Book Ayd to speak about the Power of ‘What If?’ and Inspiration for Innovation at your conference, or in your business. A great way to open your event or as an after lunch energiser.

For more interesting info see:

The paradox of the creative soul

It’s often said that when an artist gets comfortable (either with enough acclaim or financial reward) they stop creating. John Lennon once said he thought it was a myth, saying, “It’s easier to write on a cushion”. But is it?

The paradox of the creative soul is that the driver for their creativity is often to attain a peace and order of their own making, in their particular medium, from the turmoil that surrounds them. The creative process is by definition a manipulation of the environment in some way. But that process can only be initiated from a state of a personal struggle, of chaos, an itch. So if the creator finds themselves in their perceived successful state, where all is already peaceful and ordered, their creative journey is over. They have no driver to continue.

Popular belief tends to suggest that not only is the poor, struggling, unfulfilled artist more prolific, but their work is often perceived to be more worthy. But is this true?

In music, the blues, songs of unrequited love and of melancholy, born out of struggle, heartache and sadness are ranked far higher in terms of artist merit than formulaic happy love songs that are deemed cheesy in comparison.

Because creativity and problem solving are so entwined, can it be that the creative soul needs problems to work on or they lose their raison-d’etre? Like the detective who longs for a mysterious murder to solve, without which he is nothing.

Do we as artists have a faustian pact with darkness, that we need it, to have the light we create have contrast?

But it IS easier to write on cushions. It IS easier to work productively on your art when you’re not trying to keep the wolf from the door, be that threat of personal safety or financial security. Urgency does fire creativity, there’s no doubt, but urgent creativity draws upon emergency quick fixes as the brain tries to effectively fight or flight. Urgency gets results but the brain doesn’t allow itself the luxury of tapping into deeper subterranean caves for more inventive solutions.

The reason there are so many stories of struggling artists does not suggest that poverty is a vital ingredient to creativity, but that it’s simply a feature of it being so difficult for anyone to gain superstar status. It’s especially difficult when the artist is busy doing their art and not selling themselves, and so often artists are better at one than the other. Neither is mental illness a prerequisite. Again, we know those stories well as news favours sensationalism.

Many creatives realise that their joy comes from riding the paradox. It is the creative journey that they seek to enjoy. It’s not about reaching the destination. In many ways, it’s not possible to reach the destination just at it’s not possible to touch a rainbow.

Many creative people are good starters but poor finishers, they’re more likely to kick start another process while the previous one is still in motion. This act of plate spinning itself causes more dark pain of chaotic struggle. This struggle requires, and conjures, the kind of creative energy the creative soul so desires.
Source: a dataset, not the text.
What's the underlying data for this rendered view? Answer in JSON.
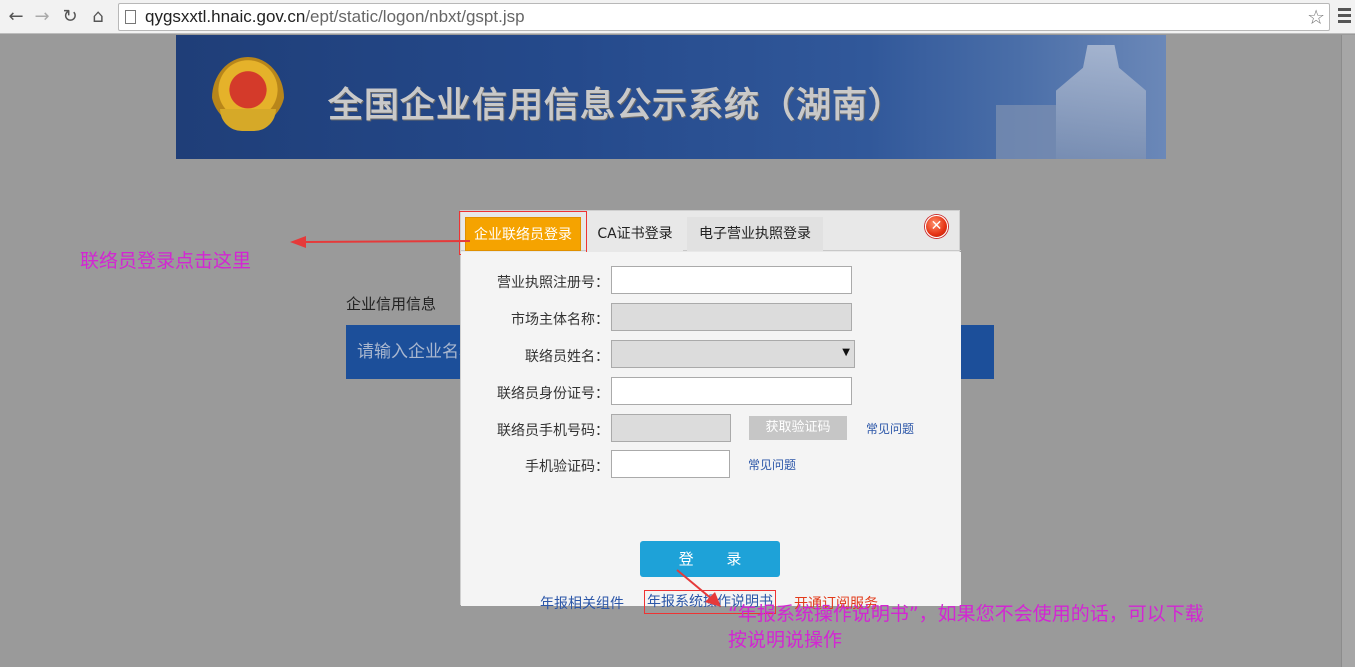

Creative people are fixers. They spot problems and try to fix them, or reflect them for others to understand better. The artist is both hero and villain, harnessing both darkness and light, logic and chaos, art and science. This is the paradox that the creative soul must embrace and surf in order to play their creative role in the world.
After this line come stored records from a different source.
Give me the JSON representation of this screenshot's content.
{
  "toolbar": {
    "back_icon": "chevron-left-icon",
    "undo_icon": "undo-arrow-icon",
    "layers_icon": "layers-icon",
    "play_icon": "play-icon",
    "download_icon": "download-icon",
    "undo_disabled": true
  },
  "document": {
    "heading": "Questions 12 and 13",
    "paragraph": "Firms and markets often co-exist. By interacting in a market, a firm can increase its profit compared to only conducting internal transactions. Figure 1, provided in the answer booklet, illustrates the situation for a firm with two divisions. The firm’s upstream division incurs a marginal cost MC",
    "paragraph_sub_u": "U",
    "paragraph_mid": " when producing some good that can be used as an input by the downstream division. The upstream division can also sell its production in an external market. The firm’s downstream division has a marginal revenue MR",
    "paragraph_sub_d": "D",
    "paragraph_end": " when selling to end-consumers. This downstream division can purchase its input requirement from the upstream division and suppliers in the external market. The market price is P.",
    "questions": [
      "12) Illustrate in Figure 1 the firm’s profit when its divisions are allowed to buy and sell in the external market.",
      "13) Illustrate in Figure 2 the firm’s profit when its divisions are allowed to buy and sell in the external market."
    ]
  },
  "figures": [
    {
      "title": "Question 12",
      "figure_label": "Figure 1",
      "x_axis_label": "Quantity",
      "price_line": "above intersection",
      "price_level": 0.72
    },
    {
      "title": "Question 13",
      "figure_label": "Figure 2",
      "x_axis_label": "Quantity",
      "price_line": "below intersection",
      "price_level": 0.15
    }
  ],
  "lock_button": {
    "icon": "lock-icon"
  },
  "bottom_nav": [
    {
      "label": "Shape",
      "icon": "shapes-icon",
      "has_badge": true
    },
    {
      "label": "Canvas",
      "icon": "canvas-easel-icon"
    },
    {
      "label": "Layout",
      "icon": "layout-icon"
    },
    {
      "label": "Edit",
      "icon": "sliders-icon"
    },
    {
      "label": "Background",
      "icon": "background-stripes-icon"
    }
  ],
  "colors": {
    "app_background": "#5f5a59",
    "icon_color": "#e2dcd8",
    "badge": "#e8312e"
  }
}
(The picture is Salvador Dalí’s, ‘The Persistence of Memory’, 1931, showing softness and hardness and unconscious symbols of the relativity of space and time and the collapse of our notions of a fixed cosmic order.  © 2007 Salvador Dalí, Gala-Salvador Dalí Foundation/Artists Rights Society (ARS), New York. Dalí is a great example of an artist who produced consistent work during high levels of personal success, accolades and wealth.)

Ayd works with people and businesses to explore and unlock their creative ideas in ways they may never have thought possible, to inspire innovation.

Book Ayd to speak about the Power of ‘What If?’ and Inspiration for Innovation at your conference, or in your business. A great way to open your event or as an after lunch energiser.

For more interesting info see: